This kind of thing was particularly disappointing because, as the scholar Torborg Lundell explained in a 1986 paper, unabridged versions of folktales are often more complex than their popular reinterpretations. “The model for female conduct reflected in [folktales and fairytales]… is far from confined to the submissive beauty of popular selections and Walt Disney’s dramatizations,” Lundell writes.
So in the early 2000s, another folklorist, Hans-Jörg Uther of Germany—the “U” in “ATU”—stepped up to the plate.
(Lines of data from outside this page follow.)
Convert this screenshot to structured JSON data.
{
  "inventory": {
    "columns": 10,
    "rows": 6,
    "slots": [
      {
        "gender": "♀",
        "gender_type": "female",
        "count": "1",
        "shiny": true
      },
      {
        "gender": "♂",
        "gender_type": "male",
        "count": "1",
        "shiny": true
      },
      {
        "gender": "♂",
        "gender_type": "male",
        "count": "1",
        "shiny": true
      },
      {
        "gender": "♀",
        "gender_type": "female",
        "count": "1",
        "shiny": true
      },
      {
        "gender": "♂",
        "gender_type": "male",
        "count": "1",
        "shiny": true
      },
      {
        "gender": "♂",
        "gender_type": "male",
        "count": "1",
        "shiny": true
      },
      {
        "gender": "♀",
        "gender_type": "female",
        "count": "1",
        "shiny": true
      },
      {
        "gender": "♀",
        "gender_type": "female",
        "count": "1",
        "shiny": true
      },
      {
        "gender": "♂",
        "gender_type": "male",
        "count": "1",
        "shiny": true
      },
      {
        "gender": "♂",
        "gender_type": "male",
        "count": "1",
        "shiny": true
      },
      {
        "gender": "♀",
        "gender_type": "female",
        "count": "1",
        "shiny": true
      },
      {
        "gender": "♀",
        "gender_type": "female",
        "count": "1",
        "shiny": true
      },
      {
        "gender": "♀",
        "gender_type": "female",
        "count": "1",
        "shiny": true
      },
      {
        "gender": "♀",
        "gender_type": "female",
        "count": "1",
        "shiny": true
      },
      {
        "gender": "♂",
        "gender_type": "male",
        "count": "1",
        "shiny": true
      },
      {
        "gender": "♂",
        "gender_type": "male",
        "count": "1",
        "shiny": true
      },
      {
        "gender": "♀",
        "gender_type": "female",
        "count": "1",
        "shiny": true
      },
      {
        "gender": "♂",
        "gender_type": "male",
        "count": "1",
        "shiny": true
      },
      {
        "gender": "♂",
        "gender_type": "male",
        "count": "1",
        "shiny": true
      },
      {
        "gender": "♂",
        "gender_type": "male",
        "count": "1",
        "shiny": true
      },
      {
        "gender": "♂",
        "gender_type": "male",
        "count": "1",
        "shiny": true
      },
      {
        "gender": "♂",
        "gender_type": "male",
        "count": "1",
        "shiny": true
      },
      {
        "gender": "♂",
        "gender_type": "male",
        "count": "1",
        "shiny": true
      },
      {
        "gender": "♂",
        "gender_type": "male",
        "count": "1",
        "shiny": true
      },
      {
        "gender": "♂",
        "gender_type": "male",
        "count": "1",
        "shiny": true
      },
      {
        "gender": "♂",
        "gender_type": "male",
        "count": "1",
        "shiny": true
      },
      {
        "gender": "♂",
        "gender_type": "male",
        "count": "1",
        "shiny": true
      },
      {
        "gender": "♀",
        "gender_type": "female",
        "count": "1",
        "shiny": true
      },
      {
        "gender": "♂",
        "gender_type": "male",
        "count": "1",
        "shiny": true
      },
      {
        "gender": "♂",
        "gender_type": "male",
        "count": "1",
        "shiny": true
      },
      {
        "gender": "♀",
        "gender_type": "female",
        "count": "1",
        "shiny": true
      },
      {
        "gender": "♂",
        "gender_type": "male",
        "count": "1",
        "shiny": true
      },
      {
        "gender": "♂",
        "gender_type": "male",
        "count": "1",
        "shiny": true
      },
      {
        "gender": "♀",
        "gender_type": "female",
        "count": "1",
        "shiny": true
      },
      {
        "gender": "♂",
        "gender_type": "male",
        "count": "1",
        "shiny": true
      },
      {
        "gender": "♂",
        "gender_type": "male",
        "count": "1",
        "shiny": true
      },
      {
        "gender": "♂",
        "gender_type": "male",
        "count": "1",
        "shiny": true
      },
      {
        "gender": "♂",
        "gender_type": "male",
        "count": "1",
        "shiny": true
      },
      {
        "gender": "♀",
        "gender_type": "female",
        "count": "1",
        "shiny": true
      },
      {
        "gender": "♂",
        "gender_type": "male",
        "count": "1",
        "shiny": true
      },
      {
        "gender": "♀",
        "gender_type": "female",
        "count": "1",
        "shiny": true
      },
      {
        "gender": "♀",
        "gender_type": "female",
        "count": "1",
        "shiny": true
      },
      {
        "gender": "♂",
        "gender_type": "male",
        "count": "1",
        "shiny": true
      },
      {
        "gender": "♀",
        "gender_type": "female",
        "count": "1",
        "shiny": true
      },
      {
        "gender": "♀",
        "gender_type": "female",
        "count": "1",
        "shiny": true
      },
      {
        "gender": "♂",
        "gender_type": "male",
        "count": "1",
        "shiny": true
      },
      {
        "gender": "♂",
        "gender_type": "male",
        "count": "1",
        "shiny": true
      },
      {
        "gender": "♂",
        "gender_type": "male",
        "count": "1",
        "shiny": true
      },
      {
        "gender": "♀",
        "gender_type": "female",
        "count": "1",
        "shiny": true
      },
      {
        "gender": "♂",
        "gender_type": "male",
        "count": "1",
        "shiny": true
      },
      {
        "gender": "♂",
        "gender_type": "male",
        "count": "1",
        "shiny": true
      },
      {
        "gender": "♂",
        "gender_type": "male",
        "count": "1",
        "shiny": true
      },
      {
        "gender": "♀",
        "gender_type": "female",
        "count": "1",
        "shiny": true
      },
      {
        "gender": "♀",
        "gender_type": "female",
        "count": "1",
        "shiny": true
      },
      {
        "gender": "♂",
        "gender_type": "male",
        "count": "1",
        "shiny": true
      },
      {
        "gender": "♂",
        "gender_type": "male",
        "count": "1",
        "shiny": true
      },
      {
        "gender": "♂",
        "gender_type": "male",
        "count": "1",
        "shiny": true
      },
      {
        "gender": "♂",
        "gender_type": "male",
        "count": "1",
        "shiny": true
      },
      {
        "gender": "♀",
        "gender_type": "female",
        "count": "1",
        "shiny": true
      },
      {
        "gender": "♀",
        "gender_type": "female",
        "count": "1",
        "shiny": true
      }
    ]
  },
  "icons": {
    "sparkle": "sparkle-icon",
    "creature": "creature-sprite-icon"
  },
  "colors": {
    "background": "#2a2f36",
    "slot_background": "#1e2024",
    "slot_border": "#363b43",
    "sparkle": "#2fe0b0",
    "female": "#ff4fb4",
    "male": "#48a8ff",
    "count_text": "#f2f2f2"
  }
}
Along with a team of international researchers, Uther consolidated similar tale variants, rewrote summaries, and added over 250 new types and subtypes (such as 777A*, “The Man in the Moon”). The team also made a special effort to include tales from underrepresented groups, and to correct for sexism. ATU 451, for example, is now called “The Maiden who Rescues Her Brothers.” The result, a three-volume work titled The Types of International Folktales, is over twice as long as previous efforts.
Researchers are, it seems, having a blast with it. Jorgensen recently used the classification system to study tales in which a heroine is forced to maintain a vow of silence, including ATUs 451, 533 (“The Speaking Horse Head”) and 442 (“The Old Woman in the Forest”). Last year, two researchers from Portugal ran a phylogenetic-style analysis on a big chunk of tale types, in an attempt to figure out the “ancestor” of today’s multitude of stories. (The strongest contender: ATU 330, “The Smith Outwits the Devil.”)
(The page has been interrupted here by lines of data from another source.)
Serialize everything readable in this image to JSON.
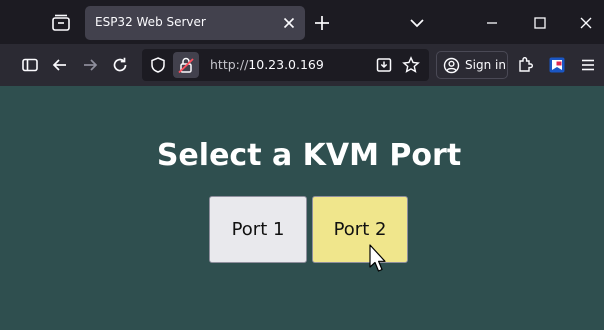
{
  "browser": {
    "tab": {
      "title": "ESP32 Web Server"
    },
    "urlbar": {
      "scheme": "http://",
      "host": "10.23.0.169"
    },
    "signin_label": "Sign in",
    "icons": {
      "tab_list": "tab-list-icon",
      "tab_close": "close-icon",
      "new_tab": "plus-icon",
      "list_all_tabs": "chevron-down-icon",
      "minimize": "minimize-icon",
      "maximize": "maximize-icon",
      "close_window": "close-icon",
      "sidebar": "sidebar-icon",
      "back": "back-arrow-icon",
      "forward": "forward-arrow-icon",
      "reload": "reload-icon",
      "shield": "shield-icon",
      "insecure_lock": "insecure-lock-icon",
      "save_to_pocket": "download-icon",
      "bookmark": "star-icon",
      "account": "account-icon",
      "extensions": "extensions-icon",
      "extension": "extension-icon",
      "menu": "hamburger-menu-icon"
    }
  },
  "page": {
    "title": "Select a KVM Port",
    "ports": [
      {
        "label": "Port 1",
        "color": "#e9e9ed"
      },
      {
        "label": "Port 2",
        "color": "#f0e68c"
      }
    ],
    "background_color": "#2f4f4f"
  }
}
Of course, it’s still not perfect. “It’s not as multicultural as it could be,” says Jorgensen. “It’s still slim on certain parts of Africa and Asia.” Some scholars allege that tale type names continue to reflect prejudices—stories in which a beautiful princess is forced into catatonic sleep by her stepmom, for example, are currently called “Snow White,” even though they also occur in cultures where white skin is not the norm. Still others argue that having tale types at all can encourage abstraction and decontextualization.
Sometimes, though, that very abstraction and decontextualization makes for its own, curiosity-inducing poetry. Don’t you want to know what happens, across cultures, in ATU 570, also known as “Bunnies Beware of the King”?